(DATA FOR PROCESSING begins)

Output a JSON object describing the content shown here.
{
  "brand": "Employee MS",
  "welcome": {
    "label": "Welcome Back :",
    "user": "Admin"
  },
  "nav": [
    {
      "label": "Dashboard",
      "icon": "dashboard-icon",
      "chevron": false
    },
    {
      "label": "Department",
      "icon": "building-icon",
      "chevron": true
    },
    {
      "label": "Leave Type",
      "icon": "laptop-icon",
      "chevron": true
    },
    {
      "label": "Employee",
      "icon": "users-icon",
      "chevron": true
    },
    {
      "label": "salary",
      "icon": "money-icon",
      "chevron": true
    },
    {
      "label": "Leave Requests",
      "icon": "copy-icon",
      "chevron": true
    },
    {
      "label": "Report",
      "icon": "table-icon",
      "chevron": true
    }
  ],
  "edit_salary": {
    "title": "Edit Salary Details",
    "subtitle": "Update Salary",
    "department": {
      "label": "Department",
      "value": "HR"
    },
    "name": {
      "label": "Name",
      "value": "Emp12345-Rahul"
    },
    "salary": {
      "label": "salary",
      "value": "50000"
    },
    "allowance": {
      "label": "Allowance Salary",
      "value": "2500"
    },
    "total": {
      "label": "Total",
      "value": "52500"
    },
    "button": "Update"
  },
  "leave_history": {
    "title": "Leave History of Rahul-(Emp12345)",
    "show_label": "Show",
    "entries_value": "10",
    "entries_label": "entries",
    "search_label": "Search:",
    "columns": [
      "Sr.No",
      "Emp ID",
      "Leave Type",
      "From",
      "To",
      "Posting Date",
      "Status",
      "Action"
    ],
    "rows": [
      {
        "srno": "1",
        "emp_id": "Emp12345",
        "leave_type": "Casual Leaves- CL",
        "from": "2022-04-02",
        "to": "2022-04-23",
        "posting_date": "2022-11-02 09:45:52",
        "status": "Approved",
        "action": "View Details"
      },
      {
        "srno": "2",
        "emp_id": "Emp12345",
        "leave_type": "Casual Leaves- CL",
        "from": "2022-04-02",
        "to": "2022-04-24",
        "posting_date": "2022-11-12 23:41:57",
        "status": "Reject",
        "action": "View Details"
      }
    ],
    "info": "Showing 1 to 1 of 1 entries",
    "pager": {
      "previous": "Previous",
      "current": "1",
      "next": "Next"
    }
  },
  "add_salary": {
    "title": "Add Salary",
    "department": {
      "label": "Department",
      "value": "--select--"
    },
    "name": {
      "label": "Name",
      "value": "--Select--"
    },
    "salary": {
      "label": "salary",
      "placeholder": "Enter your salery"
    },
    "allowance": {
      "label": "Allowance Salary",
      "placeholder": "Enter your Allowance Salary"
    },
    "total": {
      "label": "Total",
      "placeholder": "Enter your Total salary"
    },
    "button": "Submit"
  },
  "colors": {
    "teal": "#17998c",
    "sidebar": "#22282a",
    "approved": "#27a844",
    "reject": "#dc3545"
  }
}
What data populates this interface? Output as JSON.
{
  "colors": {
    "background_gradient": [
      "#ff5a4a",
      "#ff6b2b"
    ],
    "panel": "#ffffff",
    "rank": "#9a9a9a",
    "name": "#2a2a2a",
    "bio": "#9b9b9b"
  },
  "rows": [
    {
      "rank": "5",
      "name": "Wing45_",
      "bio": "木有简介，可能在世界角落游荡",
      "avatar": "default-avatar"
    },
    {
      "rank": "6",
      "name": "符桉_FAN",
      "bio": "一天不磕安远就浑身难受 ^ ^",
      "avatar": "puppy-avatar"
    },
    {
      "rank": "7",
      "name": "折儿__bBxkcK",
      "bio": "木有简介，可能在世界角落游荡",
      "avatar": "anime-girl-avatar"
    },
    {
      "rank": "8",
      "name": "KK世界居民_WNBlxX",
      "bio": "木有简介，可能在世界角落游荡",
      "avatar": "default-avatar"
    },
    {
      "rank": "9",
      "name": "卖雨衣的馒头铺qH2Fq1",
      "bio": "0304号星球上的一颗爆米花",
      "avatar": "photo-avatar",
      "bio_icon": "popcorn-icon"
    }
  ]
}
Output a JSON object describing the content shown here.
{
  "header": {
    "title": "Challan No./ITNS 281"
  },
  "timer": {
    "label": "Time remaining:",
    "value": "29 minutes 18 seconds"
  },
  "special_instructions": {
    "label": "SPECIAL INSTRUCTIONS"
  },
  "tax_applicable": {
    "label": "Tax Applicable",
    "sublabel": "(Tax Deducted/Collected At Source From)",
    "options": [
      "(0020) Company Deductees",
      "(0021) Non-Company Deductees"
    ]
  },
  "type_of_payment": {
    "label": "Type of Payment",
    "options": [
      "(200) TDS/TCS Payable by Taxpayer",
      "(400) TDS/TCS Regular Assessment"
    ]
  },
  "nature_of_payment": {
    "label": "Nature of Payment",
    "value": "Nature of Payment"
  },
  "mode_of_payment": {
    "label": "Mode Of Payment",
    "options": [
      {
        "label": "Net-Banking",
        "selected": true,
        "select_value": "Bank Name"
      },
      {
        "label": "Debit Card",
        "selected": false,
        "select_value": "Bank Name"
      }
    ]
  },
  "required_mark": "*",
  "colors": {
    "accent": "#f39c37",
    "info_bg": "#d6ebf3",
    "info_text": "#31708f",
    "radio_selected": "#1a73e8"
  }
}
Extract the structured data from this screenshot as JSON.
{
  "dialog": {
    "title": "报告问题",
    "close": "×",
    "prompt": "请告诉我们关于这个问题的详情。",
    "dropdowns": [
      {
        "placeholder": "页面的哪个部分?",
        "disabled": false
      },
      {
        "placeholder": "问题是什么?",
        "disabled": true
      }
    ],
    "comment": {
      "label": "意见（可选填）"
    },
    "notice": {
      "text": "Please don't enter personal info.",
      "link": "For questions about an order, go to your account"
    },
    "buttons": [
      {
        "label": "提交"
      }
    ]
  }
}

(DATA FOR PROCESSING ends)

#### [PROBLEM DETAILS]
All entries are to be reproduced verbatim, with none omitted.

#### [ANSWER BOX]
Output a JSON object describing the content shown here.
{
  "brand": "Employee MS",
  "welcome": {
    "label": "Welcome Back :",
    "user": "Admin"
  },
  "nav": [
    {
      "label": "Dashboard",
      "icon": "dashboard-icon",
      "chevron": false
    },
    {
      "label": "Department",
      "icon": "building-icon",
      "chevron": true
    },
    {
      "label": "Leave Type",
      "icon": "laptop-icon",
      "chevron": true
    },
    {
      "label": "Employee",
      "icon": "users-icon",
      "chevron": true
    },
    {
      "label": "salary",
      "icon": "money-icon",
      "chevron": true
    },
    {
      "label": "Leave Requests",
      "icon": "copy-icon",
      "chevron": true
    },
    {
      "label": "Report",
      "icon": "table-icon",
      "chevron": true
    }
  ],
  "edit_salary": {
    "title": "Edit Salary Details",
    "subtitle": "Update Salary",
    "department": {
      "label": "Department",
      "value": "HR"
    },
    "name": {
      "label": "Name",
      "value": "Emp12345-Rahul"
    },
    "salary": {
      "label": "salary",
      "value": "50000"
    },
    "allowance": {
      "label": "Allowance Salary",
      "value": "2500"
    },
    "total": {
      "label": "Total",
      "value": "52500"
    },
    "button": "Update"
  },
  "leave_history": {
    "title": "Leave History of Rahul-(Emp12345)",
    "show_label": "Show",
    "entries_value": "10",
    "entries_label": "entries",
    "search_label": "Search:",
    "columns": [
      "Sr.No",
      "Emp ID",
      "Leave Type",
      "From",
      "To",
      "Posting Date",
      "Status",
      "Action"
    ],
    "rows": [
      {
        "srno": "1",
        "emp_id": "Emp12345",
        "leave_type": "Casual Leaves- CL",
        "from": "2022-04-02",
        "to": "2022-04-23",
        "posting_date": "2022-11-02 09:45:52",
        "status": "Approved",
        "action": "View Details"
      },
      {
        "srno": "2",
        "emp_id": "Emp12345",
        "leave_type": "Casual Leaves- CL",
        "from": "2022-04-02",
        "to": "2022-04-24",
        "posting_date": "2022-11-12 23:41:57",
        "status": "Reject",
        "action": "View Details"
      }
    ],
    "info": "Showing 1 to 1 of 1 entries",
    "pager": {
      "previous": "Previous",
      "current": "1",
      "next": "Next"
    }
  },
  "add_salary": {
    "title": "Add Salary",
    "department": {
      "label": "Department",
      "value": "--select--"
    },
    "name": {
      "label": "Name",
      "value": "--Select--"
    },
    "salary": {
      "label": "salary",
      "placeholder": "Enter your salery"
    },
    "allowance": {
      "label": "Allowance Salary",
      "placeholder": "Enter your Allowance Salary"
    },
    "total": {
      "label": "Total",
      "placeholder": "Enter your Total salary"
    },
    "button": "Submit"
  },
  "colors": {
    "teal": "#17998c",
    "sidebar": "#22282a",
    "approved": "#27a844",
    "reject": "#dc3545"
  }
}
What data populates this interface? Output as JSON.
{
  "colors": {
    "background_gradient": [
      "#ff5a4a",
      "#ff6b2b"
    ],
    "panel": "#ffffff",
    "rank": "#9a9a9a",
    "name": "#2a2a2a",
    "bio": "#9b9b9b"
  },
  "rows": [
    {
      "rank": "5",
      "name": "Wing45_",
      "bio": "木有简介，可能在世界角落游荡",
      "avatar": "default-avatar"
    },
    {
      "rank": "6",
      "name": "符桉_FAN",
      "bio": "一天不磕安远就浑身难受 ^ ^",
      "avatar": "puppy-avatar"
    },
    {
      "rank": "7",
      "name": "折儿__bBxkcK",
      "bio": "木有简介，可能在世界角落游荡",
      "avatar": "anime-girl-avatar"
    },
    {
      "rank": "8",
      "name": "KK世界居民_WNBlxX",
      "bio": "木有简介，可能在世界角落游荡",
      "avatar": "default-avatar"
    },
    {
      "rank": "9",
      "name": "卖雨衣的馒头铺qH2Fq1",
      "bio": "0304号星球上的一颗爆米花",
      "avatar": "photo-avatar",
      "bio_icon": "popcorn-icon"
    }
  ]
}
Output a JSON object describing the content shown here.
{
  "header": {
    "title": "Challan No./ITNS 281"
  },
  "timer": {
    "label": "Time remaining:",
    "value": "29 minutes 18 seconds"
  },
  "special_instructions": {
    "label": "SPECIAL INSTRUCTIONS"
  },
  "tax_applicable": {
    "label": "Tax Applicable",
    "sublabel": "(Tax Deducted/Collected At Source From)",
    "options": [
      "(0020) Company Deductees",
      "(0021) Non-Company Deductees"
    ]
  },
  "type_of_payment": {
    "label": "Type of Payment",
    "options": [
      "(200) TDS/TCS Payable by Taxpayer",
      "(400) TDS/TCS Regular Assessment"
    ]
  },
  "nature_of_payment": {
    "label": "Nature of Payment",
    "value": "Nature of Payment"
  },
  "mode_of_payment": {
    "label": "Mode Of Payment",
    "options": [
      {
        "label": "Net-Banking",
        "selected": true,
        "select_value": "Bank Name"
      },
      {
        "label": "Debit Card",
        "selected": false,
        "select_value": "Bank Name"
      }
    ]
  },
  "required_mark": "*",
  "colors": {
    "accent": "#f39c37",
    "info_bg": "#d6ebf3",
    "info_text": "#31708f",
    "radio_selected": "#1a73e8"
  }
}
Extract the structured data from this screenshot as JSON.
{
  "dialog": {
    "title": "报告问题",
    "close": "×",
    "prompt": "请告诉我们关于这个问题的详情。",
    "dropdowns": [
      {
        "placeholder": "页面的哪个部分?",
        "disabled": false
      },
      {
        "placeholder": "问题是什么?",
        "disabled": true
      }
    ],
    "comment": {
      "label": "意见（可选填）"
    },
    "notice": {
      "text": "Please don't enter personal info.",
      "link": "For questions about an order, go to your account"
    },
    "buttons": [
      {
        "label": "提交"
      }
    ]
  }
}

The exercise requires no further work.